Meanwhile, Hillary Rodham Clinton's odds of becoming president are an even-money bet, according to Paddy Power, the largest Irish bookmaker.
Republican Jeb Bush's odds are nearly 7-to-2.
Now that the former Maryland governor is a declared candidate for president, we might not see much of him locally.
Folks in Iowa, New Hampshire and South Carolina will see a great deal of O'Malley as he tries to overcome his lack of name recognition and the advantages Clinton has in resources and popularity in those key early primary states.
There's even a question of how well O'Malley will do in Maryland.
In our neck of the woods, Clinton did quite well when she ran for president in 2008. Against then-newcomer Barack Obama she won 66 percent of the vote in the precinct of Pikesville High School and 52 percent of the vote in the precinct of Glyndon Elementary School.
She even did well against Obama in precincts with substantial numbers of African-American voters.
Clinton received 39 percent of the vote in the precinct of Reisterstown Elementary School and 30 percent in the precinct of Owings Mills High School.
Compounding O'Malley's problems in Maryland is the fact he doesn't possess the drawing power of Obama among African-American voters.

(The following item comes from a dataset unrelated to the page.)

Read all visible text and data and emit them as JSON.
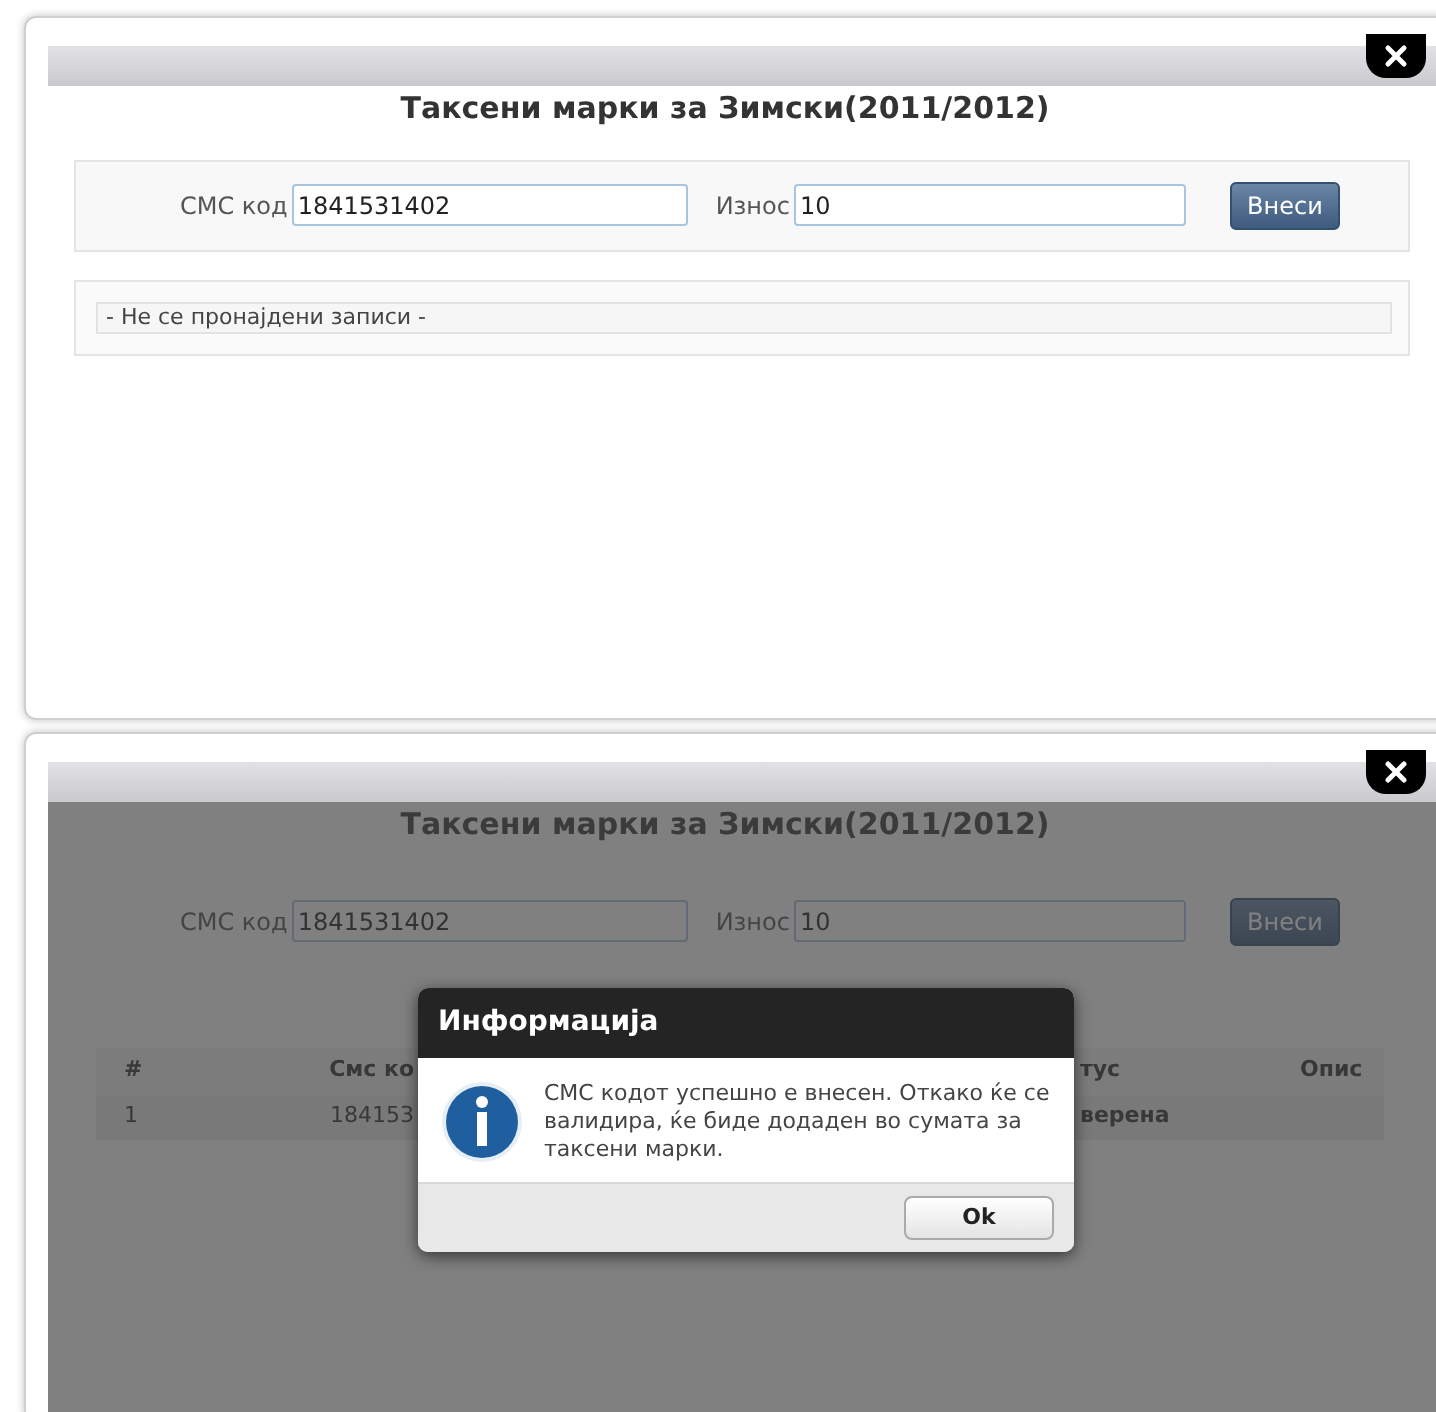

Additionally, a number of prominent Maryland politicians, including Sen. Ben Cardin of Pikesville, have endorsed Clinton.
Still, O'Malley is a shrewd gambler.

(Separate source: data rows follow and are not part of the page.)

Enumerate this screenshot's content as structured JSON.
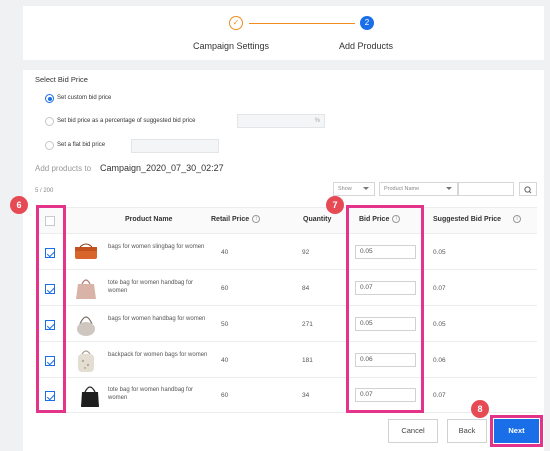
{
  "stepper": {
    "step1_label": "Campaign Settings",
    "step1_icon": "check-icon",
    "step2_label": "Add Products",
    "step2_number": "2"
  },
  "bid_price": {
    "title": "Select Bid Price",
    "options": [
      {
        "label": "Set custom bid price",
        "selected": true
      },
      {
        "label": "Set bid price as a percentage of suggested bid price",
        "selected": false,
        "suffix": "%"
      },
      {
        "label": "Set a flat bid price",
        "selected": false
      }
    ]
  },
  "add_products": {
    "prefix": "Add products to",
    "campaign_name": "Campaign_2020_07_30_02:27"
  },
  "filter": {
    "count": "5 / 200",
    "show_label": "Show",
    "field_label": "Product Name",
    "search_icon": "search-icon"
  },
  "table": {
    "headers": {
      "product_name": "Product Name",
      "retail_price": "Retail Price",
      "quantity": "Quantity",
      "bid_price": "Bid Price",
      "suggested_bid_price": "Suggested Bid Price"
    },
    "rows": [
      {
        "checked": true,
        "name": "bags for women slingbag for women",
        "retail_price": "40",
        "quantity": "92",
        "bid_price": "0.05",
        "suggested": "0.05"
      },
      {
        "checked": true,
        "name": "tote bag for women handbag for women",
        "retail_price": "60",
        "quantity": "84",
        "bid_price": "0.07",
        "suggested": "0.07"
      },
      {
        "checked": true,
        "name": "bags for women handbag for women",
        "retail_price": "50",
        "quantity": "271",
        "bid_price": "0.05",
        "suggested": "0.05"
      },
      {
        "checked": true,
        "name": "backpack for women bags for women",
        "retail_price": "40",
        "quantity": "181",
        "bid_price": "0.06",
        "suggested": "0.06"
      },
      {
        "checked": true,
        "name": "tote bag for women handbag for women",
        "retail_price": "60",
        "quantity": "34",
        "bid_price": "0.07",
        "suggested": "0.07"
      }
    ]
  },
  "buttons": {
    "cancel": "Cancel",
    "back": "Back",
    "next": "Next"
  },
  "annotations": {
    "badge_6": "6",
    "badge_7": "7",
    "badge_8": "8",
    "highlight_color": "#e4338a",
    "badge_color": "#e64b55"
  },
  "colors": {
    "accent": "#1a6fe8",
    "step_done": "#f08c1f"
  }
}
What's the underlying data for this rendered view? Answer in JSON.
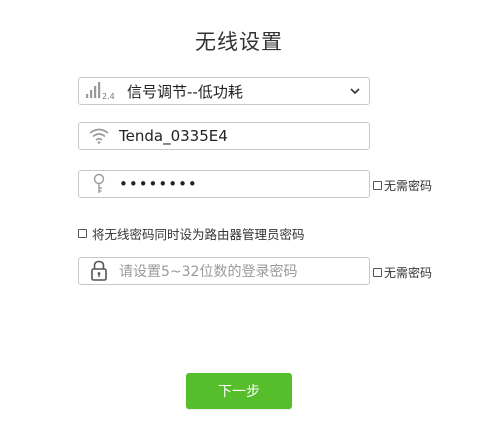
{
  "title": "无线设置",
  "signal": {
    "band_label": "2.4",
    "selected_option": "信号调节--低功耗"
  },
  "ssid": {
    "value": "Tenda_0335E4"
  },
  "wifi_password": {
    "value": "••••••••",
    "no_password_label": "无需密码"
  },
  "sync_admin": {
    "label": "将无线密码同时设为路由器管理员密码"
  },
  "login_password": {
    "placeholder": "请设置5~32位数的登录密码",
    "no_password_label": "无需密码"
  },
  "next_button": {
    "label": "下一步"
  },
  "colors": {
    "accent": "#56be2a",
    "border": "#c8c8c8",
    "icon": "#9a9a9a"
  },
  "icons": {
    "signal": "signal-strength-icon",
    "wifi": "wifi-icon",
    "key": "key-icon",
    "lock": "lock-icon",
    "dropdown": "chevron-down-icon"
  }
}
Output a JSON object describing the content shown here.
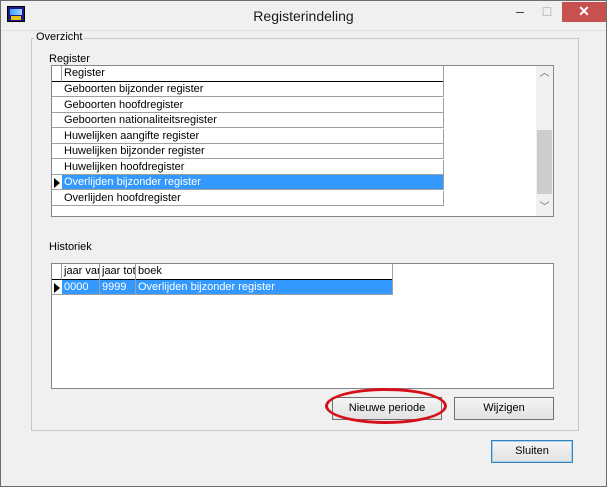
{
  "window": {
    "title": "Registerindeling"
  },
  "titlebar_buttons": {
    "minimize": "–",
    "maximize": "□",
    "close": "✕"
  },
  "overview": {
    "legend": "Overzicht",
    "register_label": "Register",
    "register_column": "Register",
    "registers": [
      "Geboorten bijzonder register",
      "Geboorten hoofdregister",
      "Geboorten nationaliteitsregister",
      "Huwelijken aangifte register",
      "Huwelijken bijzonder register",
      "Huwelijken hoofdregister",
      "Overlijden bijzonder register",
      "Overlijden hoofdregister"
    ],
    "selected_register_index": 6
  },
  "history": {
    "label": "Historiek",
    "columns": [
      "jaar van",
      "jaar tot",
      "boek"
    ],
    "rows": [
      {
        "from": "0000",
        "to": "9999",
        "book": "Overlijden bijzonder register"
      }
    ]
  },
  "buttons": {
    "new_period": "Nieuwe periode",
    "modify": "Wijzigen",
    "close": "Sluiten"
  },
  "colors": {
    "selection": "#3399ff",
    "highlight_ellipse": "#d6101a",
    "close_button": "#c75050"
  }
}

He ran for Baltimore mayor in 1999 even though he was a longshot candidate — and won.
He took on an incumbent governor, Republican Bob Ehrlich, in 2006 — and won convincingly.

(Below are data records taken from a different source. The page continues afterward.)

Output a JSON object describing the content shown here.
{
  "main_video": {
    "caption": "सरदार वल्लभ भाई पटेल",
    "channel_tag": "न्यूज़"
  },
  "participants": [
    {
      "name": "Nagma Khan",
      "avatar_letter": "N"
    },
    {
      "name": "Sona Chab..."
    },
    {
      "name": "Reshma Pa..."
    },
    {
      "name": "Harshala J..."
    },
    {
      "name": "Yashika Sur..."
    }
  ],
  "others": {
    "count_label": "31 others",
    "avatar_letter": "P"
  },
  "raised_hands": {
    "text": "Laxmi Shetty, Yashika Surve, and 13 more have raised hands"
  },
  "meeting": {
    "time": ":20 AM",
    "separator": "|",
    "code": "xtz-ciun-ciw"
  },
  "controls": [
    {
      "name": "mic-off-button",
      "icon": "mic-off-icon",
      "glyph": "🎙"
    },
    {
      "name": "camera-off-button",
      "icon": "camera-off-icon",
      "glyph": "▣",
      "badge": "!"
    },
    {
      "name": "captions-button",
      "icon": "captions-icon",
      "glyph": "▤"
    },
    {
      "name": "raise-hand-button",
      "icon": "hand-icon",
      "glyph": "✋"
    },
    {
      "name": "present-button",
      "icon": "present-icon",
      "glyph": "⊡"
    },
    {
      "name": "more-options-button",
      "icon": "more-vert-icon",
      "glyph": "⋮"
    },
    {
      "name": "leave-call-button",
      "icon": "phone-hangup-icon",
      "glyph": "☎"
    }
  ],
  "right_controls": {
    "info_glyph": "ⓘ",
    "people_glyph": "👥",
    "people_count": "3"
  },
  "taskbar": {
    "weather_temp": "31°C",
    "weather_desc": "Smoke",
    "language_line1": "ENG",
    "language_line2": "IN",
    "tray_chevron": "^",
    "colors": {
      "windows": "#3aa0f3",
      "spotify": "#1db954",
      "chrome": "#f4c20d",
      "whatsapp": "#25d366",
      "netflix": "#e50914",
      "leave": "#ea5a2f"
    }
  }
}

He enters the presidential race knowing the odds against him. But if the heavy favorite falters, O'Malley might be next in line in Democratic voters' minds.
Sure, he's the butt of jokes from late-night comedians and "Saturday Night Live," but the laughter could cease if he performs well in Iowa, South Carolina and New Hampshire.
He benefits from an anemic field of also-rans in the Democratic race.
Vermont Sen. Bernie Sanders has declared his candidacy but few take him seriously: He's not even a true Democrat, having run as an independent in his Senate races.
Former Sen. James Webb of Virginia is talking about running but so far hasn't generated much of a groundswell.
The same holds for Rhode Island's former governor and senator, Lincoln Chaffee.
O'Malley is positioning himself as the liberal alternative to the moderate Democratic front-runner. He's betting on Clinton encountering resistance from liberal groups while he promotes a decidedly left-wing agenda.
He's also counting on his skills as a one-to-one campaigner.
O'Malley is an impressive shoe-leather politician, going door-to-door or shaking every hand in a small-town diner. He's sharp, engaging and energetic: He loves this 24/7 sort of politicking that is essential in early-primary states.
Going up against the Bill and Hillary Clinton legacy won't be easy. There remains an air of inevitability about Hillary's primary victory.
In some polls, O'Malley barely registers while Clinton's approval rating hovers near 60 percent.
How far O'Malley will pursue his dream remains a key question.
He may be aiming for a more substantial presidential run in four or eight years.
Either way, it's been a long time — 1932 — since Maryland got to root for a favorite son in presidential primaries.
Let's enjoy the moment while we can.
Barry Rascovar's blog is http://www.politicalmaryland.com. He can be reached at firstname.lastname@example.org.